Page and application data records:
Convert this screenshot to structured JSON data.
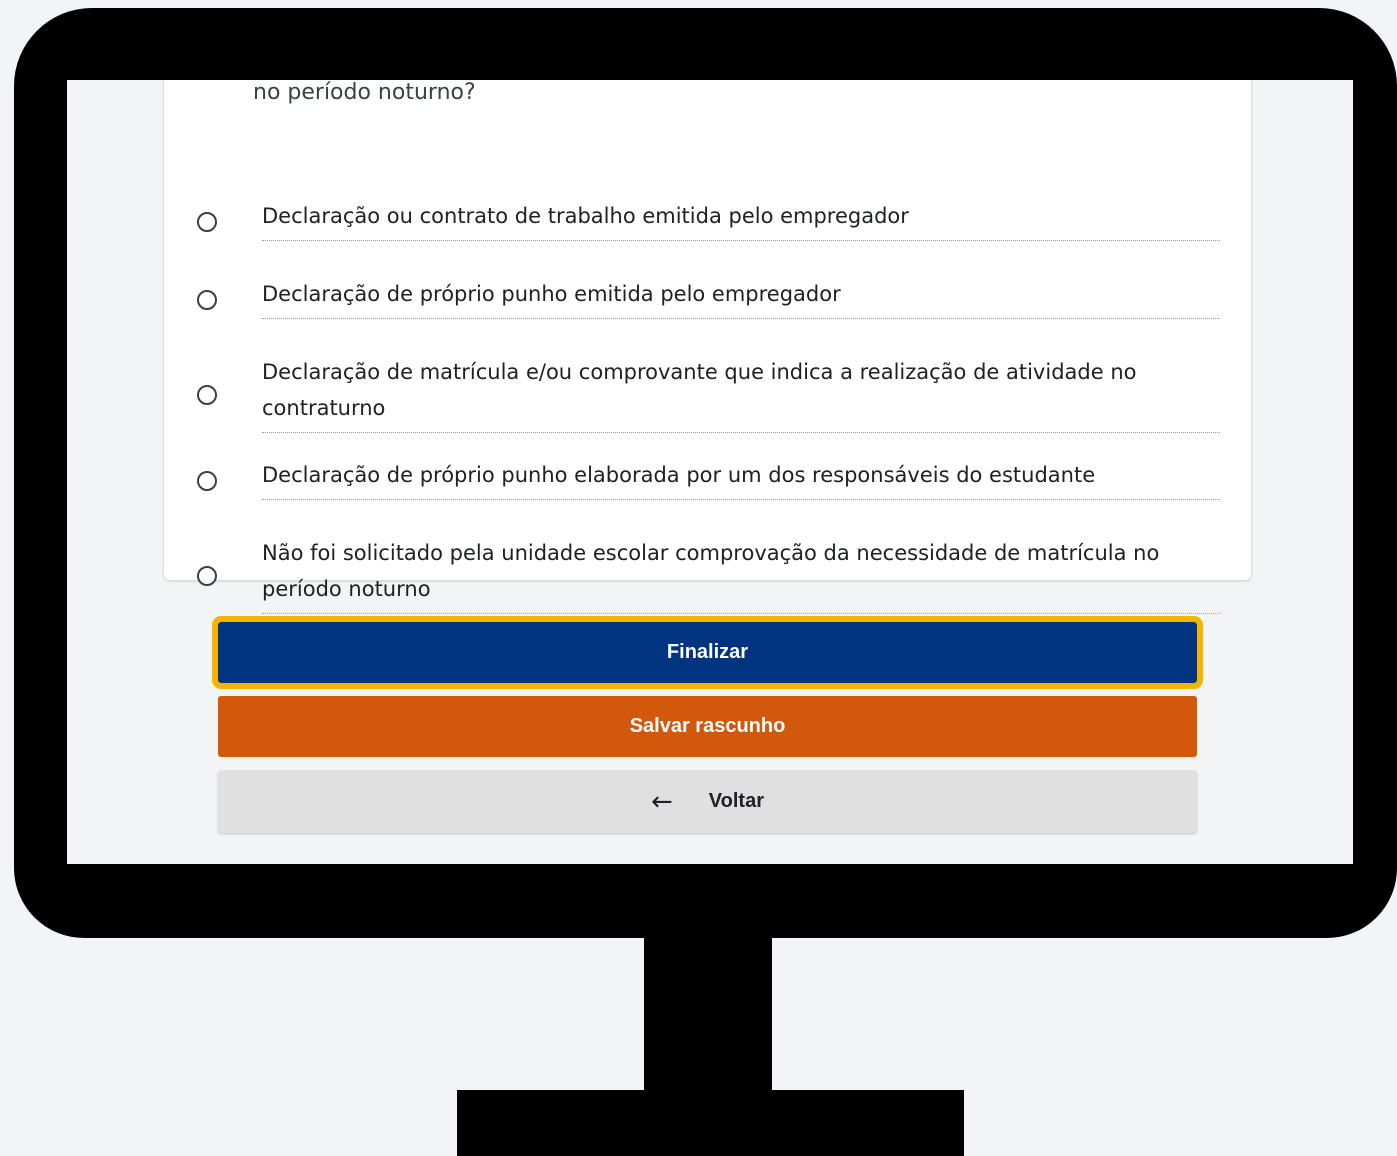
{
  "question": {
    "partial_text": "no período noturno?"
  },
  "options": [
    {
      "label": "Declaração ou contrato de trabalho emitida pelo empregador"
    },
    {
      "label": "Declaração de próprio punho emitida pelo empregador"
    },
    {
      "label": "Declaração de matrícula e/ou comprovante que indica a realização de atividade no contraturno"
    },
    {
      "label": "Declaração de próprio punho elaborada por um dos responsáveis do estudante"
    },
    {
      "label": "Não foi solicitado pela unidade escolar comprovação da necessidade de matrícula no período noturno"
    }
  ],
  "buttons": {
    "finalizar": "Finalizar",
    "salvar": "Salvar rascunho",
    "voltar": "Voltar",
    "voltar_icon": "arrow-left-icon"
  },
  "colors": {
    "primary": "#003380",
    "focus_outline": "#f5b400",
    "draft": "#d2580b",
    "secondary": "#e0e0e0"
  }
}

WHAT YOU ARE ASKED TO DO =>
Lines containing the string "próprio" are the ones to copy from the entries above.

OUTPUT OF THE TASK =>
      "label": "Declaração de próprio punho emitida pelo empregador"
      "label": "Declaração de próprio punho elaborada por um dos responsáveis do estudante"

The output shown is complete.